## Work request
Across the data below, count every line where the string "JSON" appears. Answer with the number alone.
Source records Start Marker
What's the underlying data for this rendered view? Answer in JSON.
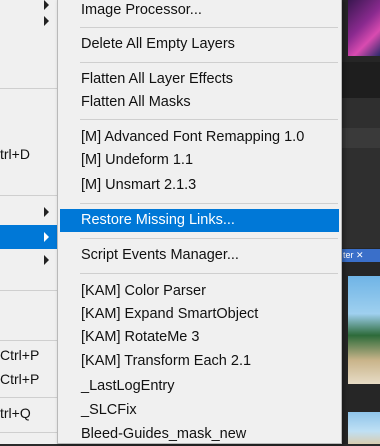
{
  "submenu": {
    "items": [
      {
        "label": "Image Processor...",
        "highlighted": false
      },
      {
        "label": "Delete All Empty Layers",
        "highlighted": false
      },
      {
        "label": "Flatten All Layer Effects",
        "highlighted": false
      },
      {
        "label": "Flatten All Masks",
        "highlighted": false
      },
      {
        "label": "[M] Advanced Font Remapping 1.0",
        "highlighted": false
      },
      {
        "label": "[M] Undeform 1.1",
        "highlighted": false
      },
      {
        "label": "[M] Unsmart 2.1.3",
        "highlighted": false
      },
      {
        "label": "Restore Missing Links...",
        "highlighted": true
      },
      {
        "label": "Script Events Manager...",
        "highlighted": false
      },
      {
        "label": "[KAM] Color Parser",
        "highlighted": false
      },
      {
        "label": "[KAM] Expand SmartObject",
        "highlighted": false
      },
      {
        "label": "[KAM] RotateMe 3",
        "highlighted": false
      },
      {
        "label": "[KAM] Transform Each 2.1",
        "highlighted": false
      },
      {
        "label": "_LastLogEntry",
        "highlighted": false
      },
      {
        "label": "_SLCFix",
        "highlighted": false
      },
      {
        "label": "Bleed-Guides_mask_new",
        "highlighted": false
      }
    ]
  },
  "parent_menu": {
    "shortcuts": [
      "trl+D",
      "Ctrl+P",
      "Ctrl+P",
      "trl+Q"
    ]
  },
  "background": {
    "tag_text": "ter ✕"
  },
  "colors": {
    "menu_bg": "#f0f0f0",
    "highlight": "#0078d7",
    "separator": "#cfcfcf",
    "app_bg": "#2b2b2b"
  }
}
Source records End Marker
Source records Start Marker
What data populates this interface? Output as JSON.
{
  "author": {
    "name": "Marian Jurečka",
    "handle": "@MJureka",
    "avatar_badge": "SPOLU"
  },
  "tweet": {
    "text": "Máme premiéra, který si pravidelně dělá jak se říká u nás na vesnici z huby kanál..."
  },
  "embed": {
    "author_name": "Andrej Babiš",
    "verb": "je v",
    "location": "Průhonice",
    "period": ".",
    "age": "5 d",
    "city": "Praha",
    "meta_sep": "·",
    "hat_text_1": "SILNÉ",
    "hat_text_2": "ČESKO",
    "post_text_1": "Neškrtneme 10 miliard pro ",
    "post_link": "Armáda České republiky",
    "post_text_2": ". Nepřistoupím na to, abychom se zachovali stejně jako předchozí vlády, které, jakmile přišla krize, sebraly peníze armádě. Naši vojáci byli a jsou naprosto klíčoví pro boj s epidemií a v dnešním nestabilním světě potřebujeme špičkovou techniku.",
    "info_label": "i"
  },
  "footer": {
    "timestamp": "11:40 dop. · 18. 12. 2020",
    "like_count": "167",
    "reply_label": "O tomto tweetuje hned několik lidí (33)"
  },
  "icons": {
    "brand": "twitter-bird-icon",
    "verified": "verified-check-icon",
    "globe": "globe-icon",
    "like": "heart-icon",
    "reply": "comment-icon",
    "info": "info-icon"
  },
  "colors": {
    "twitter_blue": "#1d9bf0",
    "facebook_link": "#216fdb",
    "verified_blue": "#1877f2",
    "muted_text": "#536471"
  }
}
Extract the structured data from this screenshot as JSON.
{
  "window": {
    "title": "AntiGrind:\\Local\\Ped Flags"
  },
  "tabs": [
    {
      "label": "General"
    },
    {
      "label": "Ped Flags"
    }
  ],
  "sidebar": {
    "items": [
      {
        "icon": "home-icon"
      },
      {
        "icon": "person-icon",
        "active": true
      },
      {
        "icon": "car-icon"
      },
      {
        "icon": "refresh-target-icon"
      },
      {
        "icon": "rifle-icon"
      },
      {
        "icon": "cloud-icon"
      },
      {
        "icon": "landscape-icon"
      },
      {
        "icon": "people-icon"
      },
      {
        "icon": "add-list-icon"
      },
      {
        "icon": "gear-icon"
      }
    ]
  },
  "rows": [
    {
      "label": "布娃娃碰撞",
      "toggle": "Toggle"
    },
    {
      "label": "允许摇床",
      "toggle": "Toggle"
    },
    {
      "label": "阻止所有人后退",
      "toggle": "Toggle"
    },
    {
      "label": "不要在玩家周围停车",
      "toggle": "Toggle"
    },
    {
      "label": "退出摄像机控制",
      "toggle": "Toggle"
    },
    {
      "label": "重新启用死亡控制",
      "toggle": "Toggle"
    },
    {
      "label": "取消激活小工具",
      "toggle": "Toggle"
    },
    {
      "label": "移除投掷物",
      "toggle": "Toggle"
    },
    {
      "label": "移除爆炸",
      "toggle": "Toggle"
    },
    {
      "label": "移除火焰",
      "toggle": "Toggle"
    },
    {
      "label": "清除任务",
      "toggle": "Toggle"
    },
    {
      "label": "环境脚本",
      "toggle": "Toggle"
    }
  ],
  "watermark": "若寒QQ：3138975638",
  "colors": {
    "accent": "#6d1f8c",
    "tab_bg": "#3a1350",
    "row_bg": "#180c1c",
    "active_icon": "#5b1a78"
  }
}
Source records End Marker
## Result
3